Task to complete >> Only the lines that include "JSON" should be copied from the data below.

[Entries from a dataset of interfaces]
——————————

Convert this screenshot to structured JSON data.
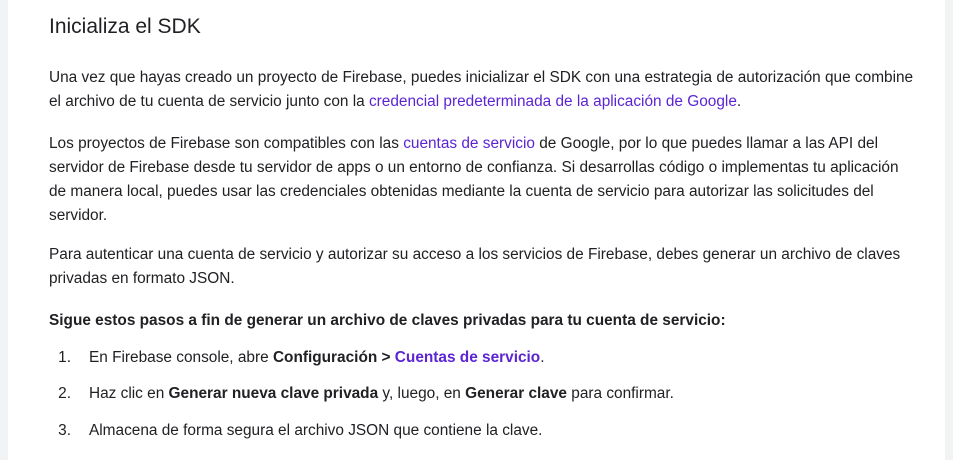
{
  "section": {
    "title": "Inicializa el SDK"
  },
  "para1": {
    "text": "Una vez que hayas creado un proyecto de Firebase, puedes inicializar el SDK con una estrategia de autorización que combine el archivo de tu cuenta de servicio junto con la ",
    "link": "credencial predeterminada de la aplicación de Google",
    "end": "."
  },
  "para2": {
    "before": "Los proyectos de Firebase son compatibles con las ",
    "link": "cuentas de servicio",
    "after": " de Google, por lo que puedes llamar a las API del servidor de Firebase desde tu servidor de apps o un entorno de confianza. Si desarrollas código o implementas tu aplicación de manera local, puedes usar las credenciales obtenidas mediante la cuenta de servicio para autorizar las solicitudes del servidor."
  },
  "para3": {
    "text": "Para autenticar una cuenta de servicio y autorizar su acceso a los servicios de Firebase, debes generar un archivo de claves privadas en formato JSON."
  },
  "para4": {
    "text": "Sigue estos pasos a fin de generar un archivo de claves privadas para tu cuenta de servicio:"
  },
  "steps": [
    {
      "num": "1.",
      "before": "En Firebase console, abre ",
      "bold1": "Configuración > ",
      "link": "Cuentas de servicio",
      "after": "."
    },
    {
      "num": "2.",
      "before": "Haz clic en ",
      "bold1": "Generar nueva clave privada",
      "middle": " y, luego, en ",
      "bold2": "Generar clave",
      "after": " para confirmar."
    },
    {
      "num": "3.",
      "text": "Almacena de forma segura el archivo JSON que contiene la clave."
    }
  ]
}
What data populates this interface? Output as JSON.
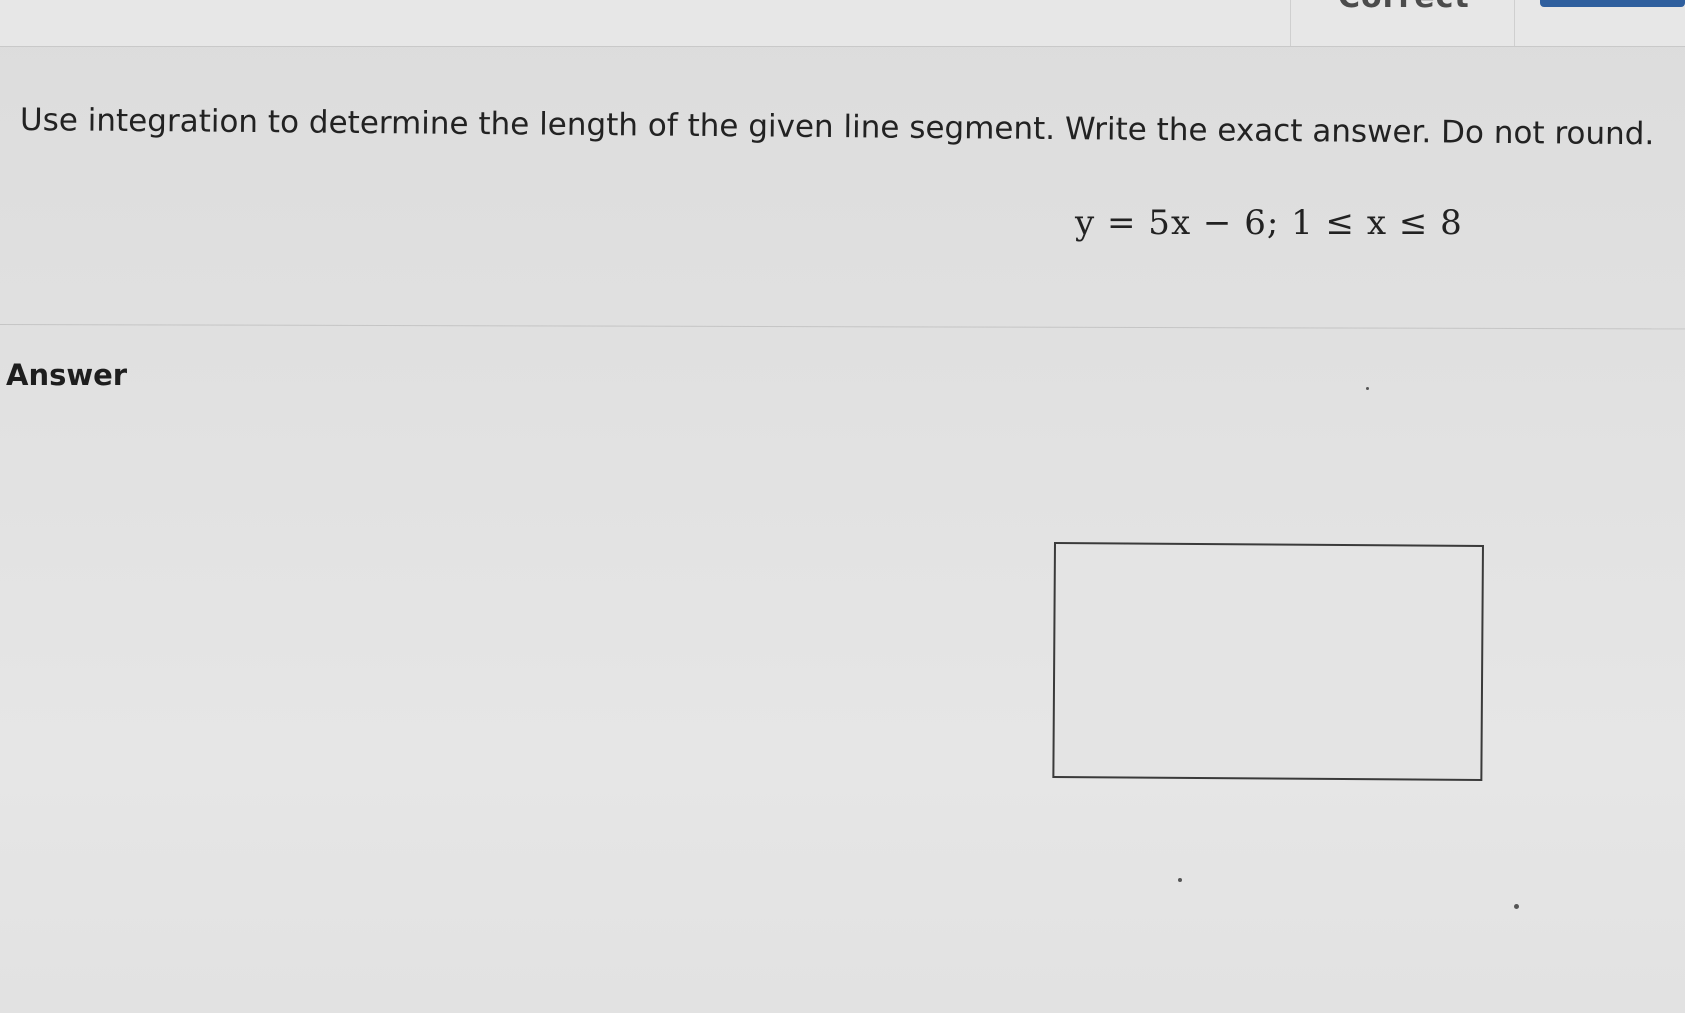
{
  "header": {
    "status_text": "Correct"
  },
  "question": {
    "prompt": "Use integration to determine the length of the given line segment. Write the exact answer. Do not round.",
    "equation": "y = 5x − 6; 1 ≤ x ≤ 8"
  },
  "answer": {
    "label": "Answer",
    "value": ""
  }
}
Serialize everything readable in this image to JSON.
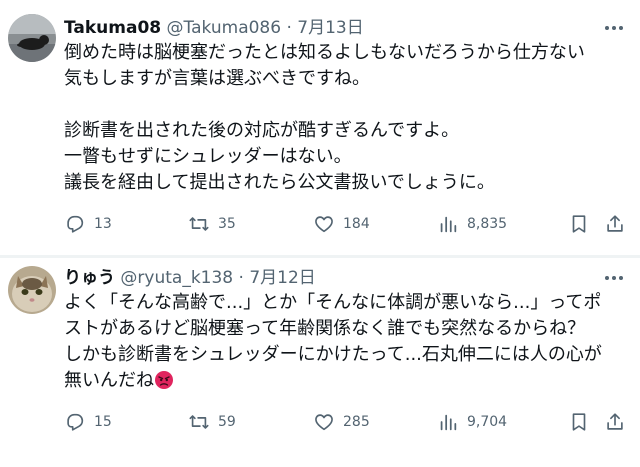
{
  "tweets": [
    {
      "name": "Takuma08",
      "handle": "@Takuma086",
      "sep": "·",
      "date": "7月13日",
      "lines": [
        "倒めた時は脳梗塞だったとは知るよしもないだろうから仕方ない",
        "気もしますが言葉は選ぶべきですね。",
        "",
        "診断書を出された後の対応が酷すぎるんですよ。",
        "一瞥もせずにシュレッダーはない。",
        "議長を経由して提出されたら公文書扱いでしょうに。"
      ],
      "replies": "13",
      "reposts": "35",
      "likes": "184",
      "views": "8,835",
      "avatar_icon": "cat-photo-avatar"
    },
    {
      "name": "りゅう",
      "handle": "@ryuta_k138",
      "sep": "·",
      "date": "7月12日",
      "lines": [
        "よく「そんな高齢で...」とか「そんなに体調が悪いなら...」ってポ",
        "ストがあるけど脳梗塞って年齢関係なく誰でも突然なるからね？",
        "しかも診断書をシュレッダーにかけたって...石丸伸二には人の心が",
        "無いんだね"
      ],
      "emoji": "angry-face-emoji",
      "replies": "15",
      "reposts": "59",
      "likes": "285",
      "views": "9,704",
      "avatar_icon": "cat-closeup-avatar"
    }
  ],
  "colors": {
    "text": "#0f1419",
    "muted": "#536471",
    "divider": "#eff3f4",
    "emoji_red": "#e0245e"
  },
  "icons": [
    "reply-icon",
    "repost-icon",
    "like-icon",
    "views-icon",
    "bookmark-icon",
    "share-icon",
    "more-icon"
  ]
}
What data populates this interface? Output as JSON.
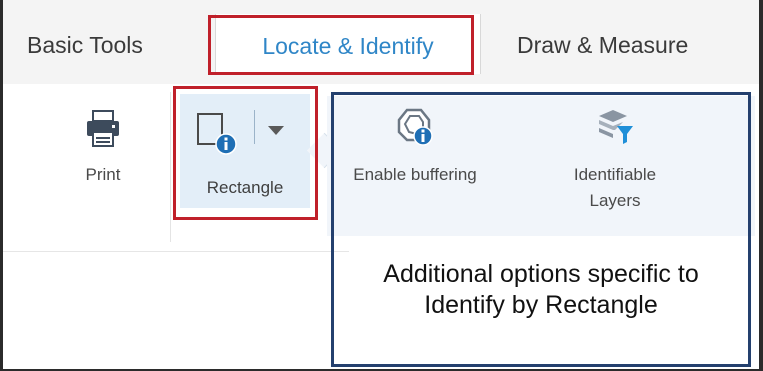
{
  "tabs": {
    "basic_tools": "Basic Tools",
    "locate_identify": "Locate & Identify",
    "draw_measure": "Draw & Measure",
    "active": "Locate & Identify"
  },
  "ribbon": {
    "print_label": "Print",
    "rectangle_label": "Rectangle",
    "buffer_label": "Enable buffering",
    "layers_label_line1": "Identifiable",
    "layers_label_line2": "Layers"
  },
  "callout": {
    "line1": "Additional options specific to",
    "line2": "Identify by Rectangle"
  },
  "colors": {
    "active_tab_text": "#2f86c7",
    "highlight_red": "#c0202a",
    "callout_border": "#24406e",
    "icon_blue": "#1f6fb5"
  },
  "icons": {
    "print": "printer-icon",
    "rectangle": "rectangle-identify-icon",
    "dropdown": "chevron-down-icon",
    "buffer": "buffer-identify-icon",
    "layers": "layers-filter-icon"
  }
}
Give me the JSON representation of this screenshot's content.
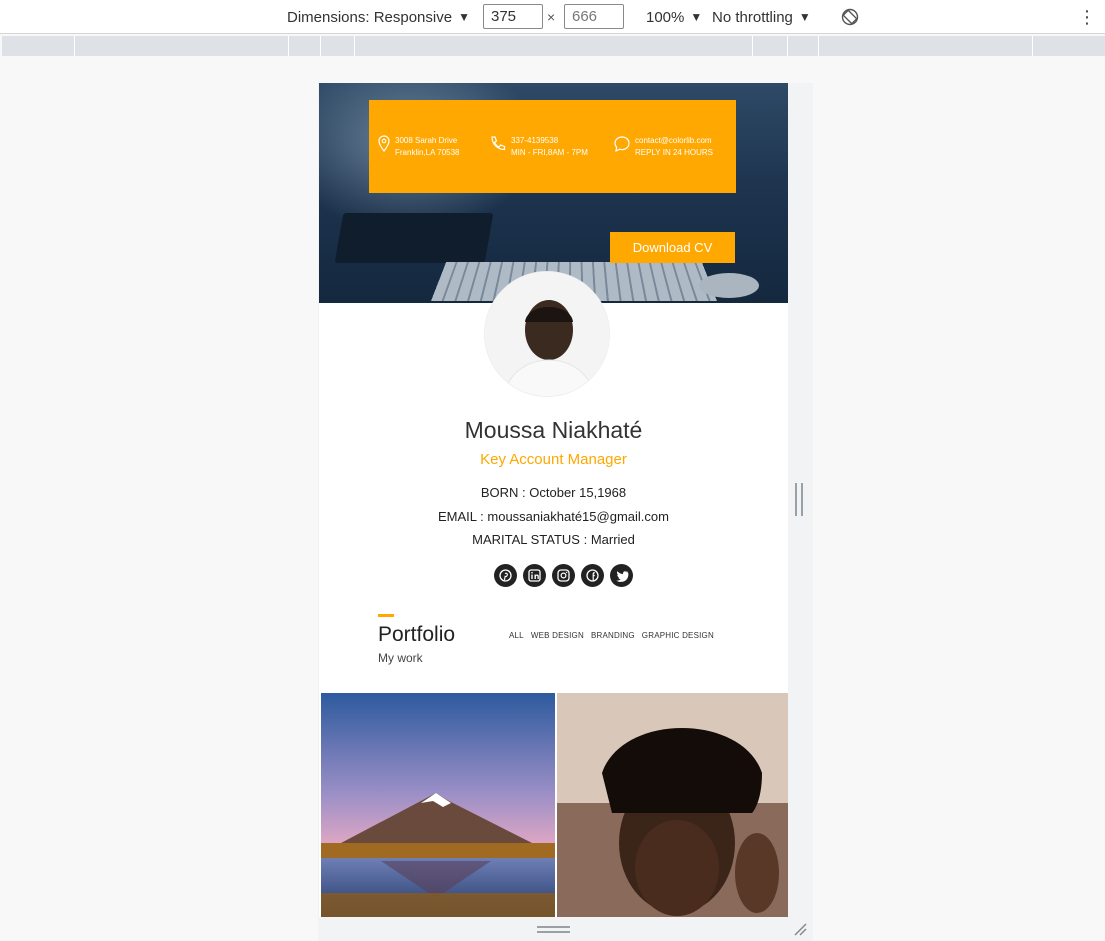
{
  "devtools": {
    "dimensions_label": "Dimensions: Responsive",
    "width_value": "375",
    "height_value": "666",
    "times": "×",
    "zoom": "100%",
    "throttling": "No throttling",
    "caret": "▼",
    "more": "⋮"
  },
  "page": {
    "contacts": [
      {
        "icon": "location-pin-icon",
        "line1": "3008 Sarah Drive",
        "line2": "Franklin,LA 70538"
      },
      {
        "icon": "phone-icon",
        "line1": "337-4139538",
        "line2": "MIN - FRI,8AM - 7PM"
      },
      {
        "icon": "chat-bubble-icon",
        "line1": "contact@colorlib.com",
        "line2": "REPLY IN 24 HOURS"
      }
    ],
    "download_label": "Download CV",
    "name": "Moussa Niakhaté",
    "role": "Key Account Manager",
    "born_label": "BORN :",
    "born_value": " October 15,1968",
    "email_label": "EMAIL :",
    "email_value": " moussaniakhaté15@gmail.com",
    "marital_label": "MARITAL STATUS :",
    "marital_value": " Married",
    "social": [
      "pinterest-icon",
      "linkedin-icon",
      "instagram-icon",
      "facebook-icon",
      "twitter-icon"
    ],
    "portfolio": {
      "title": "Portfolio",
      "subtitle": "My work",
      "filters": [
        "ALL",
        "WEB DESIGN",
        "BRANDING",
        "GRAPHIC DESIGN"
      ]
    }
  },
  "colors": {
    "accent": "#fea801",
    "dark": "#222222"
  }
}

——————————

Output below >>
Convert this screenshot to structured JSON data.
    "text": "Para autenticar una cuenta de servicio y autorizar su acceso a los servicios de Firebase, debes generar un archivo de claves privadas en formato JSON."
      "text": "Almacena de forma segura el archivo JSON que contiene la clave."
What data populates this interface? Output as JSON.
Serialize everything readable in this image to JSON.
What data populates this interface? Output as JSON.
Give me the JSON representation of this screenshot's content.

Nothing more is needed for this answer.